There is an urgent need for anti-viral agents that treat SARS-CoV-2 infection. The shortest path to clinical use is repurposing of drugs that have an established safety profile in humans. Here, we first screened a library of 1,900 clinically safe drugs for inhibiting replication of OC43, a human beta-coronavirus that causes the common-cold and is a relative of SARS-CoV-2, and identified 108 effective drugs. We further evaluated the top 26 hits and determined their ability to inhibit SARS-CoV-2, as well as other pathogenic RNA viruses. 20 of the 26 drugs significantly inhibited SARS-CoV-2 replication in human lung cells (A549 epithelial cell line), with EC50 values ranging from 0.1 to 8 micromolar. We investigated the mechanism of action for these and found that masitinib, a drug originally developed as a tyrosine-kinase inhibitor for cancer treatment, strongly inhibited the activity of the SARS-CoV-2 main protease 3CLpro. Mastinib also inhibited the related viral protease of picornaviruses and blocked picornaviruses replication. Thus, our results show that masitinib has broad anti-viral activity against two distinct beta-coronaviruses and multiple picornaviruses that cause human disease and is a strong candidate for clinical trials to treat SARS-CoV-2 infection.

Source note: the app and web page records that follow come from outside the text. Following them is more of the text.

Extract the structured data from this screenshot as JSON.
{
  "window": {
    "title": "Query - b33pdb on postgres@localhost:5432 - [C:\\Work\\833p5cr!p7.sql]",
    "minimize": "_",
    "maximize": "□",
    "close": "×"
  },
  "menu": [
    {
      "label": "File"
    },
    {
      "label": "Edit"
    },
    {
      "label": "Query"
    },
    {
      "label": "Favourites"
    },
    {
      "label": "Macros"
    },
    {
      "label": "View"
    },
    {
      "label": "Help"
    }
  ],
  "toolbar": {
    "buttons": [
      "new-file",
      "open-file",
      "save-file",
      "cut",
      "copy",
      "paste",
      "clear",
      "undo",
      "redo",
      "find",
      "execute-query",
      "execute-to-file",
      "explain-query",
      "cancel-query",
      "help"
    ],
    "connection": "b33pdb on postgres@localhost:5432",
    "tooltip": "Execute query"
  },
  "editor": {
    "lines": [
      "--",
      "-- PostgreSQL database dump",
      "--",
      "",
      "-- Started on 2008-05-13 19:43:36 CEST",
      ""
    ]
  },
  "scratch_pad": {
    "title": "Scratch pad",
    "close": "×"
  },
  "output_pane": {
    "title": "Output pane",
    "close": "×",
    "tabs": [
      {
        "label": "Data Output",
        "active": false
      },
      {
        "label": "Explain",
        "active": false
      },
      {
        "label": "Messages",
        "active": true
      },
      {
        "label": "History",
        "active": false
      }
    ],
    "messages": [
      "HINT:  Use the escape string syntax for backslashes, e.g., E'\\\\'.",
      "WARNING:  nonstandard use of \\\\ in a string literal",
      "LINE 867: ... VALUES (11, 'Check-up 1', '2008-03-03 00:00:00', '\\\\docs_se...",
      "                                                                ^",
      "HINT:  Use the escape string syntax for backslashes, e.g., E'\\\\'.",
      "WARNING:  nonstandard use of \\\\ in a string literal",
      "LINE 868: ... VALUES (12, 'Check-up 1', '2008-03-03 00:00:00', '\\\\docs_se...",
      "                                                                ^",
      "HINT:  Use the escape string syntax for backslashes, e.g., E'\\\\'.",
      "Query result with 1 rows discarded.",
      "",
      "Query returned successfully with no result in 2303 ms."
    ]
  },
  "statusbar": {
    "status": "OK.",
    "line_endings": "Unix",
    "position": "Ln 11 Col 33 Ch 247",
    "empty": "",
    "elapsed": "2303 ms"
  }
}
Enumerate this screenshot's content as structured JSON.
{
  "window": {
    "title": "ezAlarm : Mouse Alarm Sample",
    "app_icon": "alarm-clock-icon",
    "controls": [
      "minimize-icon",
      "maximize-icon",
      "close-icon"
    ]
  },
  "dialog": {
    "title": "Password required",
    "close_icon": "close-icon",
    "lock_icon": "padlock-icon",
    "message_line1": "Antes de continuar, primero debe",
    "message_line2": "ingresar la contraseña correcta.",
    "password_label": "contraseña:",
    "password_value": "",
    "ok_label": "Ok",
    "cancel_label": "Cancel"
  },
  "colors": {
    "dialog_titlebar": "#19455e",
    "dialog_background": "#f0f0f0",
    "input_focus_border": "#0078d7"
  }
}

Wonder what will happen?…sadly you didn’t have to wait for ECTRIMS2020 to occur as Companies release (Feb 2020) the data because the investor market is more important than doctors knowing the result:-(.

About the author



  • If it shows Promise for the Hopeless, why bother with Placebo Studies?
    Will Pharma hold back the results until the next conference?

  • Mast cells and ms?

    In the nervous system
    Unlike other hematopoietic cells of the immune system, mast cells naturally occur in the human brain where they interact with the neuroimmune system.[4] In the brain, mast cells are located in a number of structures that mediate visceral sensory (e.g., pain) or neuroendocrine functions or that are located along the blood–cerebrospinal fluid barrier, including the pituitary stalk, pineal gland, thalamus, and hypothalamus, area postrema, choroid plexus, and in the dural layer of the meninges near meningeal nociceptors.[4] Mast cells serve the same general functions in the body and central nervous system, such as effecting or regulating allergic responses, innate and adaptive immunity, autoimmunity, and inflammation.[4][16] Across systems, mast cells serve as the main effector cell through which pathogens can affect the gut–brain axis.[17][1

    In the gut

    In the gastrointestinal tract, mucosal mast cells are located in close proximity to sensory nerve fibres, which communicate bidirectionally.[19][17][18] When these mast cells initially degranulate, they release mediators (e.g., histamine, tryptase, and serotonin) which activate, sensitize, and upregulate membrane expression of nociceptors (i.e., TRPV1) on visceral afferent neurons via their receptors (respectively, HRH1, HRH2, HRH3, PAR2, 5-HT3);[19] in turn, neurogenic inflammation, visceral hypersensitivity, and intestinal dysmotility (i.e., impaired peristalsis) result.[19] Neuronal activation induces neuropeptide (substance P and calcitonin gene-related peptide) signaling to mast cells where they bind to their associated receptors and trigger degranulation of a distinct set of mediators (β-Hexosaminidase, cytokines, chemokines, PGD2, leukotrienes, and eoxins).[19][11]

    They are all about alergies

    First time a see them in ms context

    • Clemastine fumarate, an antihistamine, was in a trial for MS a few years back. Mast cell biology and the role in MS pathology is unclear. Also, what is the effect on glia and mast cells upon treatment with masitinib as it relates to MS?

By MouseDoctor



Recent Posts

Recent Comments